• **PROBLEM REQUIREMENTS**: Copy every line from the records that holds the word "rfdw".

[Website and app data records]
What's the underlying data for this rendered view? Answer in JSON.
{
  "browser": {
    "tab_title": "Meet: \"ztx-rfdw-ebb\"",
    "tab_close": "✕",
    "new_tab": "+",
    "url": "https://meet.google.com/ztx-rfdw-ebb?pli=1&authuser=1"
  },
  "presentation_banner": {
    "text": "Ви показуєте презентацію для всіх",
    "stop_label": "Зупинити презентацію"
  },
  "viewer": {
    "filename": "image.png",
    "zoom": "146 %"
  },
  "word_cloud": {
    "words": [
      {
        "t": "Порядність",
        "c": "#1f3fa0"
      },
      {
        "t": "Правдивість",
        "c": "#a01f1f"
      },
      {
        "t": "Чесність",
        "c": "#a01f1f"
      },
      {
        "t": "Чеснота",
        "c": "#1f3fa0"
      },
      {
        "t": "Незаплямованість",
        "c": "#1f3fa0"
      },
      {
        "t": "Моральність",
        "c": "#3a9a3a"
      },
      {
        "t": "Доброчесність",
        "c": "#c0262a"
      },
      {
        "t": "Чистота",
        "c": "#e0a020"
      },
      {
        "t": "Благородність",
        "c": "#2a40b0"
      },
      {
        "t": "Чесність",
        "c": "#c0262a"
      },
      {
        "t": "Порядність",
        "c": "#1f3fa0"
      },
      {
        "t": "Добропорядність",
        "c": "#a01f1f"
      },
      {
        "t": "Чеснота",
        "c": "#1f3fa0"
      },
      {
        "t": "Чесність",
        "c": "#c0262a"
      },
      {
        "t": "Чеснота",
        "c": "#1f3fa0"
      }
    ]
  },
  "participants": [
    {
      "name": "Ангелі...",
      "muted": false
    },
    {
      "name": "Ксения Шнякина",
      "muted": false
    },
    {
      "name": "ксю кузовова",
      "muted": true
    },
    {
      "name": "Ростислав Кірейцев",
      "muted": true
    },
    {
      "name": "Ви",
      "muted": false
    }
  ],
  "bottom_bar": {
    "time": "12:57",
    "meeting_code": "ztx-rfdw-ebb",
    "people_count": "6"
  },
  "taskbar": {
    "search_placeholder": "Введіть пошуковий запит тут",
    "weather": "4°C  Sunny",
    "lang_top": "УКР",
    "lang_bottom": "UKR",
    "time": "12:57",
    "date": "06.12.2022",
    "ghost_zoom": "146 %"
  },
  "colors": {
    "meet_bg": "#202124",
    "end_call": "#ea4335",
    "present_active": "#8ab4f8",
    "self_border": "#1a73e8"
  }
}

• **ANSWER TO THE PROBLEM**:
    "tab_title": "Meet: \"ztx-rfdw-ebb\"",
    "url": "https://meet.google.com/ztx-rfdw-ebb?pli=1&authuser=1"
    "meeting_code": "ztx-rfdw-ebb",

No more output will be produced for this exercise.